The event will also be attended by three international dignitaries: Mustapha Tlili, who is director of Center for Dialogues, Islamic World: U.S. - the West; Ira Goldberg, director of the Art Students League, both in NYC, and Francis Dubois who served at the United Nations for 31 years. Dubois left the UN to promote art as a way of building bridges between cultures and is organizing exhibitions in various countries, including the United States, organizers said in a statement.
Black has participated in the U.S. Department of State’s ART in Embassies Program since 1997, the statement said. Four of his paintings were selected for the ambassador’s residence by the United States Ambassador to Tunisia, Robert Godec, in 2007, it said. In 2008, Black was awarded a Fulbright scholarship to conduct workshops with Tunisian artists.
In the collaborative approach that was developed by Hechmi Ghachem, leader of a group of artists at the Bouabana Art Space in Tunis, anyone in a group can paint at any time, and anyone can paint over another artist’s work. Disagreements are settled by one artist who is designated the leader for each painting. One artist is chosen to begin the painting and to say when it is finished.
The Tunisian Collaborative Painting Concept will be brought from Africa to America by David Black on Saturday, February 20th. Black will instruct and supervise three groups of students at Lyme Academy College on how to create group paintings using the Tunisian rules.

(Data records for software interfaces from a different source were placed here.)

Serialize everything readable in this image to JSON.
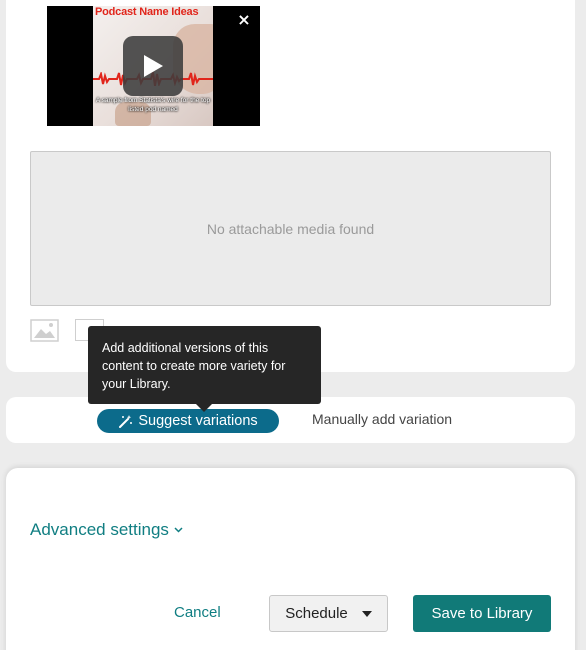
{
  "video": {
    "title": "Podcast Name Ideas",
    "caption": "A sample from Statista's wire for the top listed pod named",
    "close_glyph": "×",
    "play_icon": "play-icon"
  },
  "media": {
    "empty_text": "No attachable media found"
  },
  "tooltip": {
    "text": "Add additional versions of this content to create more variety for your Library."
  },
  "variations": {
    "suggest_label": "Suggest variations",
    "suggest_icon": "magic-wand-icon",
    "manual_label": "Manually add variation",
    "accent_color": "#0c6b8b"
  },
  "settings": {
    "advanced_label": "Advanced settings",
    "chevron_glyph": "⌄"
  },
  "actions": {
    "cancel_label": "Cancel",
    "schedule_label": "Schedule",
    "save_label": "Save to Library",
    "save_color": "#117a78"
  }
}
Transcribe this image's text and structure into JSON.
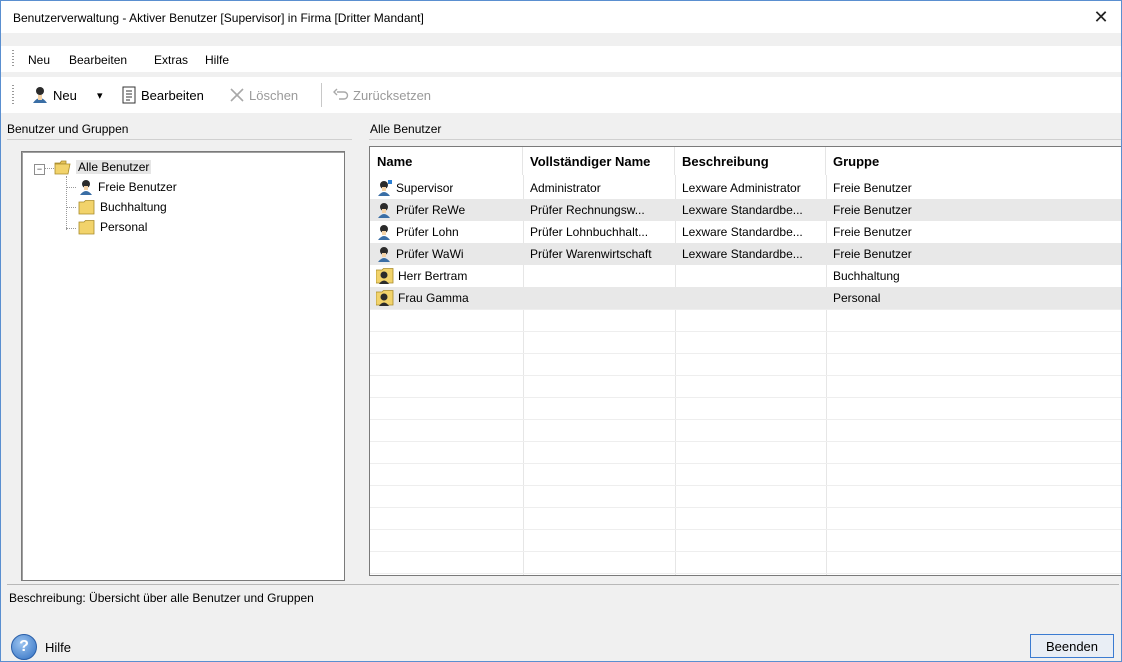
{
  "window": {
    "title": "Benutzerverwaltung - Aktiver Benutzer [Supervisor] in Firma [Dritter Mandant]",
    "close_glyph": "✕"
  },
  "menu": {
    "items": [
      {
        "label": "Neu"
      },
      {
        "label": "Bearbeiten"
      },
      {
        "label": "Extras"
      },
      {
        "label": "Hilfe"
      }
    ]
  },
  "toolbar": {
    "new_label": "Neu",
    "new_dropdown_glyph": "▾",
    "edit_label": "Bearbeiten",
    "delete_label": "Löschen",
    "reset_label": "Zurücksetzen"
  },
  "left_pane": {
    "title": "Benutzer und Gruppen",
    "tree": {
      "root": "Alle Benutzer",
      "children": [
        "Freie Benutzer",
        "Buchhaltung",
        "Personal"
      ]
    }
  },
  "right_pane": {
    "title": "Alle Benutzer",
    "columns": [
      "Name",
      "Vollständiger Name",
      "Beschreibung",
      "Gruppe"
    ],
    "rows": [
      {
        "name": "Supervisor",
        "full_name": "Administrator",
        "description": "Lexware Administrator",
        "group": "Freie Benutzer",
        "icon": "admin-user-icon"
      },
      {
        "name": "Prüfer ReWe",
        "full_name": "Prüfer Rechnungsw...",
        "description": "Lexware Standardbe...",
        "group": "Freie Benutzer",
        "icon": "user-icon"
      },
      {
        "name": "Prüfer Lohn",
        "full_name": "Prüfer Lohnbuchhalt...",
        "description": "Lexware Standardbe...",
        "group": "Freie Benutzer",
        "icon": "user-icon"
      },
      {
        "name": "Prüfer WaWi",
        "full_name": "Prüfer Warenwirtschaft",
        "description": "Lexware Standardbe...",
        "group": "Freie Benutzer",
        "icon": "user-icon"
      },
      {
        "name": "Herr Bertram",
        "full_name": "",
        "description": "",
        "group": "Buchhaltung",
        "icon": "group-user-icon"
      },
      {
        "name": "Frau Gamma",
        "full_name": "",
        "description": "",
        "group": "Personal",
        "icon": "group-user-icon"
      }
    ]
  },
  "description_bar": {
    "text": "Beschreibung: Übersicht über alle Benutzer und Gruppen"
  },
  "footer": {
    "help_label": "Hilfe",
    "help_glyph": "?",
    "end_label": "Beenden"
  },
  "colors": {
    "accent": "#3b7bd1",
    "selected_row": "#e8e8e8",
    "folder": "#f2d36b"
  }
}
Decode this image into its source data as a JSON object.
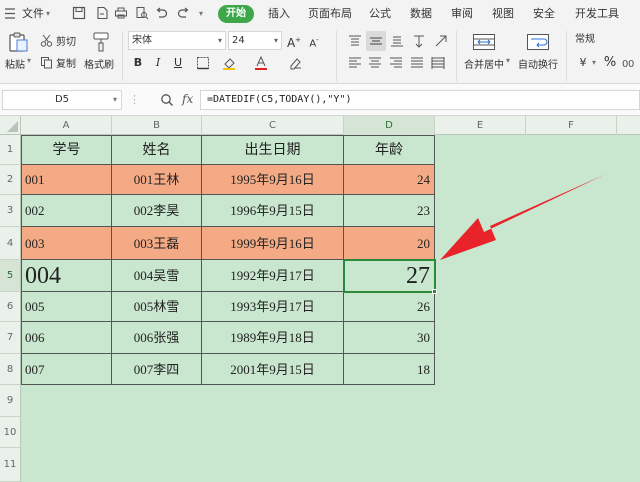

In November of this year six Tunisian artists will join David Black for two weeks in New York under the sponsorship of New York University’s Center for Dialogues: Islamic World-U.S.-The West. The seven artists will demonstrate the Tunisian collaborative painting concept at the Art Students League. Students from several New York-based art schools will attend the demonstration and have the opportunity to collaborate on paintings, the statement said.